Let $(b_n)$ be a sequence where $\forall n \in \mathbb N \ 0 < b_{n+1} < b_n$ and $b_n \rightarrow 0$ as $n \rightarrow \infty$. Furthermore suppose that $\sum \limits_{n=1}^\infty b_n = \infty$.

What can I say about $\sum \limits_{n=9k, \ k \in \mathbb N}^\infty b_n$?

I'll refer to $B_m = \sum \limits_{n=1}^m b_n$ and $S_m = \sum \limits_{n=9k, \ k \in \mathbb N}^m b_n$.

I know that a monotonic and divergent sequence has no convergent subsequence. But my problem here is that $S_m$ is not a subsequence of $B_m$ so I don't know what tools to apply.

Examples I've been considering are the harmonic series and $b_n = \log{\frac{n}{n-1}}$.

This isn't homework, it's just related to something that I've been wondering about. Thanks for any help.

  • 1
    $\begingroup$ The sub-sum diverges. Since your sequence is decreasing and positive, you can bound your original sum from above and below by suitable multiples of your sub-sum (plus some additive constant). So the sub-sum and the original sum either converges at the same time or diverges at the same time. $\endgroup$ – achille hui Sep 16 '15 at 14:53

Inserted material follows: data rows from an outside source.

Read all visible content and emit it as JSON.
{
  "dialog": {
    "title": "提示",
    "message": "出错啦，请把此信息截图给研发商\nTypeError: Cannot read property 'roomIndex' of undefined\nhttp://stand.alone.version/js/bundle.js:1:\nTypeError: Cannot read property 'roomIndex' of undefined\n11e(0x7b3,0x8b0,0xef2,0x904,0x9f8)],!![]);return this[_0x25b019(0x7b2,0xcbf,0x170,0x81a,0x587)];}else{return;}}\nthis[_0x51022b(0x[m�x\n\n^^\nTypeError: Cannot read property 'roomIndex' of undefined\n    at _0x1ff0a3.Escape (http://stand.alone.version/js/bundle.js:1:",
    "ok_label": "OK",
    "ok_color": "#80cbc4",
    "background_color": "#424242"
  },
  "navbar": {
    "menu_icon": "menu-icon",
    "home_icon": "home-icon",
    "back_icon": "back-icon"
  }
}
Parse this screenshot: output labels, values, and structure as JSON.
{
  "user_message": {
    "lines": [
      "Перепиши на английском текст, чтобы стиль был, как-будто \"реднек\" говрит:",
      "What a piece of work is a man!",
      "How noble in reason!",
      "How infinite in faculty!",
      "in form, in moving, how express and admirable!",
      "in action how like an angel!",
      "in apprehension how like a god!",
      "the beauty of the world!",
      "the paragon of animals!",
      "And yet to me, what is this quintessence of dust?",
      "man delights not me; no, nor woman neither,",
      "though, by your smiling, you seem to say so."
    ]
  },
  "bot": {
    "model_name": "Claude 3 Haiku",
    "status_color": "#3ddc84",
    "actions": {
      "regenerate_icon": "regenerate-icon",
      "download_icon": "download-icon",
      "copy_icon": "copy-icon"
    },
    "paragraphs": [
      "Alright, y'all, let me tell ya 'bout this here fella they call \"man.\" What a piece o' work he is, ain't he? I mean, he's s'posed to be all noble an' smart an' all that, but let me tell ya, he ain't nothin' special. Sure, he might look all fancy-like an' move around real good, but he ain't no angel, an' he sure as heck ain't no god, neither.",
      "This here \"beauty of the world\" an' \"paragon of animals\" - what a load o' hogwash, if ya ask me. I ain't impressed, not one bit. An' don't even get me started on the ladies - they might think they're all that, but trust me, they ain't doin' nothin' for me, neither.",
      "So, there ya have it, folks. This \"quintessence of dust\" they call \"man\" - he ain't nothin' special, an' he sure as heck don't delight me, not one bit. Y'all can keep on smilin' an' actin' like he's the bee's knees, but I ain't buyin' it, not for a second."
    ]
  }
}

Let $b_0 := b_1 +1$ (this makes notation a little more easy, but does not change the argument). Note that, as $(b_n)$ is decreasing, that \begin{align*} \sum_{n=0}^\infty b_n &= \sum_{k=0}^\infty \sum_{i=0}^8 b_{9k+i} \\ &\le \sum_{k=0}^\infty \sum_{i=0}^8 b_{9k}\\ &= 9\sum_{k=0}^\infty b_{9k} \end{align*} Hence, as $\sum_{n=0}^\infty b_n = \infty$, we have $\sum_{k=0}^\infty b_{9k} = \infty$.


Your Answer

By clicking “Post Your Answer”, you agree to our terms of service, privacy policy and cookie policy

Not the answer you're looking for? Browse other questions tagged or ask your own question.